___ SOURCE DATA

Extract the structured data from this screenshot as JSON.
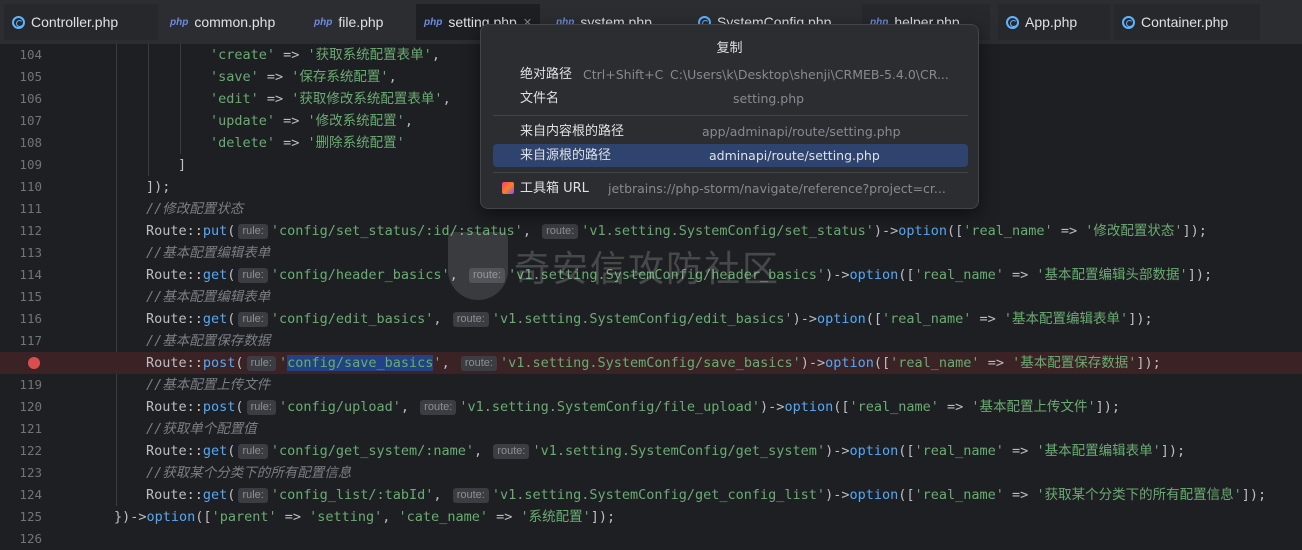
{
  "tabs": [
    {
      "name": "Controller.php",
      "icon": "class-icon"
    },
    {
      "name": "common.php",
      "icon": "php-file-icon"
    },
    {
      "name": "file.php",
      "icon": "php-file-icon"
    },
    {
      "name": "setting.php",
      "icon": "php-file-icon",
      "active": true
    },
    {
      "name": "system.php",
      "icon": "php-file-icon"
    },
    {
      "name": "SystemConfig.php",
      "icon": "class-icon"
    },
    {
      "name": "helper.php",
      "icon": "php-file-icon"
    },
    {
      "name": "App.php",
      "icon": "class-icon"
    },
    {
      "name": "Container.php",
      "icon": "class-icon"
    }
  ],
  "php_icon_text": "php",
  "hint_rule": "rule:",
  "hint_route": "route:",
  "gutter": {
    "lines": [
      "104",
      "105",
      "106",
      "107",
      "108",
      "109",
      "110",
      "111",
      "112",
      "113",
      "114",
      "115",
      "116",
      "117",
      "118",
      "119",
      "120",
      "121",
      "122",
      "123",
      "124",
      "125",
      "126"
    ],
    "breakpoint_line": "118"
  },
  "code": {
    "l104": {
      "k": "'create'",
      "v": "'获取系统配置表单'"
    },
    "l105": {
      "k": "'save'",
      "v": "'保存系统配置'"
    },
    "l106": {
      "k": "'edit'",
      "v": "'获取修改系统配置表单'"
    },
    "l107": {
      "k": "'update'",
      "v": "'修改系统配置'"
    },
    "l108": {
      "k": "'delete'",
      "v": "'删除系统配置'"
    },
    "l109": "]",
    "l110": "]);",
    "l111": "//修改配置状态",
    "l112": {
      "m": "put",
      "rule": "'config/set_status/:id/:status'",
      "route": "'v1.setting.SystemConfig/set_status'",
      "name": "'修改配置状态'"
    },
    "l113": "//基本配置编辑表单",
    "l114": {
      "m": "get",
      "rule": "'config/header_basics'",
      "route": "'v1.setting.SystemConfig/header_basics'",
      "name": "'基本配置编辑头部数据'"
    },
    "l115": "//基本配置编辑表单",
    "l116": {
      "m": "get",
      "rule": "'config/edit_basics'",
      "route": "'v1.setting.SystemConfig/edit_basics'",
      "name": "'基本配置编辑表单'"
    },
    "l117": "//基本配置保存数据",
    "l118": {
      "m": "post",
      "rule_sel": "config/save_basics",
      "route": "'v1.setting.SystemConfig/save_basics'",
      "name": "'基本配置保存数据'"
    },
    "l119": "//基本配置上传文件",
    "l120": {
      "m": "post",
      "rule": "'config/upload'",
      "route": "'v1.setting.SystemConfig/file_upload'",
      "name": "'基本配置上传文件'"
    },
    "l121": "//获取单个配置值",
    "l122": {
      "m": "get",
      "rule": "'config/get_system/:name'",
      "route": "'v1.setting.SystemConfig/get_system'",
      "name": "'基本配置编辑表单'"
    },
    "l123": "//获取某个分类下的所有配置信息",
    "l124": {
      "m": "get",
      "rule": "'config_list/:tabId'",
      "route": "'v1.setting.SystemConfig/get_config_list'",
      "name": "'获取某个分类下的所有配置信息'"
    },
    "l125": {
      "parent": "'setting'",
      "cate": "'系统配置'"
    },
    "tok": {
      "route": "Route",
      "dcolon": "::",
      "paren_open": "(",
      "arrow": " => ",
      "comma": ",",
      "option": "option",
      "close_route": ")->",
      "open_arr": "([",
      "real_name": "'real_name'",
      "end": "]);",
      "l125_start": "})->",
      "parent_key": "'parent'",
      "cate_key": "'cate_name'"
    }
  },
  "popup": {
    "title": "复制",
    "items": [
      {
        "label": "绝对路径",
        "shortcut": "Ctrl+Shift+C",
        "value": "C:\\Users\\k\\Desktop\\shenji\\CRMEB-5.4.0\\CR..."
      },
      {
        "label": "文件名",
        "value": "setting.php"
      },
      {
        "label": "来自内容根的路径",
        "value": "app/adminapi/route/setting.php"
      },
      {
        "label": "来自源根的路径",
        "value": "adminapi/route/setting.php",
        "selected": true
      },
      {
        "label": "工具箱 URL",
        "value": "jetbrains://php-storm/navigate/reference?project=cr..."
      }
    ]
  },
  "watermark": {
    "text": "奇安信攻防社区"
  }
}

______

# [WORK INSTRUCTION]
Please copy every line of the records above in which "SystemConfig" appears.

# [ANSWER BOX]
      "name": "SystemConfig.php",
      "route": "'v1.setting.SystemConfig/set_status'",
      "route": "'v1.setting.SystemConfig/header_basics'",
      "route": "'v1.setting.SystemConfig/edit_basics'",
      "route": "'v1.setting.SystemConfig/save_basics'",
      "route": "'v1.setting.SystemConfig/file_upload'",
      "route": "'v1.setting.SystemConfig/get_system'",
      "route": "'v1.setting.SystemConfig/get_config_list'",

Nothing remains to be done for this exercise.